For me, my practice is a language, the prism through which my senses are expressed. Whether it’s wood, painting, or any other medium, the quality and richness of the investment I make in it will, I hope, evoke an emotion in some people. It will no longer be mine, but the reflection of an intimate proposal on my part. A silent dialogue expressed by the object. The object which comes from elsewhere and which touches me, in which I can inscribe my modesty and my dreams. There, I engrave my memories and the memories of a time that has long since passed. To create for me means to leave a trace, to honour a dialogue that denies time and space. A precious and discreet encounter born from a meeting between the one who creates and the one who receives.
My work, often intuitive and always obvious, flows through me like water. Sometimes I don’t even remember the work. I only hope that someone will be able to read in my creations all the beauty of the small things I see in the world: beautiful and ugly, harmonious and chaotic, yet always inscribed and transcended by an unrelenting continuum. An object as a witness, an echo of an emotion which once passed through me. One that I cherished in my heart, in my head and in my hands, for many long hours. I am not looking for recognition. I am looking for the transformation of the material by my intention and my heart. I am looking to create a work in alliance with nature. I want to live my values. Authenticity, investment, intuition, an alignment of lines and movements. There is no necessity, just a proposal and maybe a connection.
Photo credit: Cyrielle PELVILLAIN ROMEUR Plume, 2021 Maple, red oak, plated steel, and brass
Laurence Blache – 2020 Grant Winner
I wear many hats. I have backgrounds in cultural mediation, in pedagogy, in visual and media arts, as well as in arts and crafts. At the crossroads of these different paths, I’m able to create objects and artworks that are both rooted in folklore and deployed from a sustainable perspective.
I want to feel and to make others feel, make them dream and awaken. In perpetual motion, my practice is crafted from all of the different techniques I’ve picked up over the years. I love to learn, to unite the disciplines and create dialogue between them. I also have a desire to connect with the world at large and share a common experience through the act of creation. So, let’s build, together.
Photo credit: Laurence BLACHE Mycélium, 2020 Solid cherry wood, glued and laminated cherry wood, and linen

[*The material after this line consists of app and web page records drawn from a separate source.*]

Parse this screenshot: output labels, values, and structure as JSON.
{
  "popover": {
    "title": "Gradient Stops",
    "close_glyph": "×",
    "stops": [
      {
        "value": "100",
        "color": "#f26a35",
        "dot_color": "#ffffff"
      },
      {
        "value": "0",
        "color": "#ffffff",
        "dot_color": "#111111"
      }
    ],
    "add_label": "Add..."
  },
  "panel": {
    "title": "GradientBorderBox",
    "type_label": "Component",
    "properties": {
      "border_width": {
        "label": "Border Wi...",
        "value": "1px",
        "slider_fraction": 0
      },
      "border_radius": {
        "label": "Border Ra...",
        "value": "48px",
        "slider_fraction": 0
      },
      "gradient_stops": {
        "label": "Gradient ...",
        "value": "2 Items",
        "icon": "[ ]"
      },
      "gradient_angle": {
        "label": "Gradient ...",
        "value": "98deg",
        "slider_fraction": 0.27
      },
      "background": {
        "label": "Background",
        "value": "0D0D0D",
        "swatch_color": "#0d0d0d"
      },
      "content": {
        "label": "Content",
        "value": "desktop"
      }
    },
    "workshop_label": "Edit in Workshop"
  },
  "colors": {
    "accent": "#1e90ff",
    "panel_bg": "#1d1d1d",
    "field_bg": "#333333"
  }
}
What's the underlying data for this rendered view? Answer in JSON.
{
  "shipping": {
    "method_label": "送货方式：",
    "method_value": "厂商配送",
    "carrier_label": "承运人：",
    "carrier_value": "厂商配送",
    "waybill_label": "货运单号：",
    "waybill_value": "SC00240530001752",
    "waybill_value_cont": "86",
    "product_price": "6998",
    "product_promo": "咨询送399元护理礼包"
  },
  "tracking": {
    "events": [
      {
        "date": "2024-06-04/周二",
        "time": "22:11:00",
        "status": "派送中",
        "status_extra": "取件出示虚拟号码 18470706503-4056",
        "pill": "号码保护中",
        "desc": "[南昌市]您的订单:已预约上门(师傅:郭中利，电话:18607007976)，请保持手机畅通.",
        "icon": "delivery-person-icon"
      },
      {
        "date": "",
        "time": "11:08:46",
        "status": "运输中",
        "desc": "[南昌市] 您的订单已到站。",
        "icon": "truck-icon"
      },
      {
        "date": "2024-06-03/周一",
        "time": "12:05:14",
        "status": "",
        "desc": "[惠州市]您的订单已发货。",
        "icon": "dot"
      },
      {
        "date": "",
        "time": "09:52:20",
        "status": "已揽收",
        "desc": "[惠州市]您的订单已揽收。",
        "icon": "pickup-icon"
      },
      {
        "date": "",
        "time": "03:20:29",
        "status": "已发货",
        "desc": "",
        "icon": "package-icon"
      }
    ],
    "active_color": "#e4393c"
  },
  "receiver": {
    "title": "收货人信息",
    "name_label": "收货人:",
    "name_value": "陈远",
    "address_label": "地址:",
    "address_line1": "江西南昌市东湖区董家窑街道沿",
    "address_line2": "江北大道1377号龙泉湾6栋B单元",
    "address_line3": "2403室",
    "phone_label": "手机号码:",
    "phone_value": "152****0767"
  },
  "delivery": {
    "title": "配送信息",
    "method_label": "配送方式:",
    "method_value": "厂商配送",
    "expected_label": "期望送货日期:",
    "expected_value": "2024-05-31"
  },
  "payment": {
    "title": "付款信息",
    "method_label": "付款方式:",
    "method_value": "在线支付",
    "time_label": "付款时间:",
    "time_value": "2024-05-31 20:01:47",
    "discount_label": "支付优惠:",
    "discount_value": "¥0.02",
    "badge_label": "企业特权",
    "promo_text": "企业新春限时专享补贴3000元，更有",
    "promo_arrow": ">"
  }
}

Mycélium is, above all, a formal exploration of organic sensuality. This project was born from my passion and fascination for mushrooms. The mycelium is the vegetative part of the mushroom that consists of underground branches. It’s made up of a mysterious and intriguing network of communication and relationship that acts in symbiosis with the root systems of plants. The mushroom is simply the fruit of this root system and is the only visible portion.
The mycelium can extend across an enormous area and plays a crucial role in any ecosystem. I noticed a parallel between the constitution of the mycelium and my own work, wherein these chairs become the fruit and only visible part of my artistic process. For me, this project became a way to define the interaction between my work as an artist/artisan and the world at large. From this network of ideas, Mycélium was born: a chair whose aerial finesse, yet rootedness, recalls the curved forms of nature.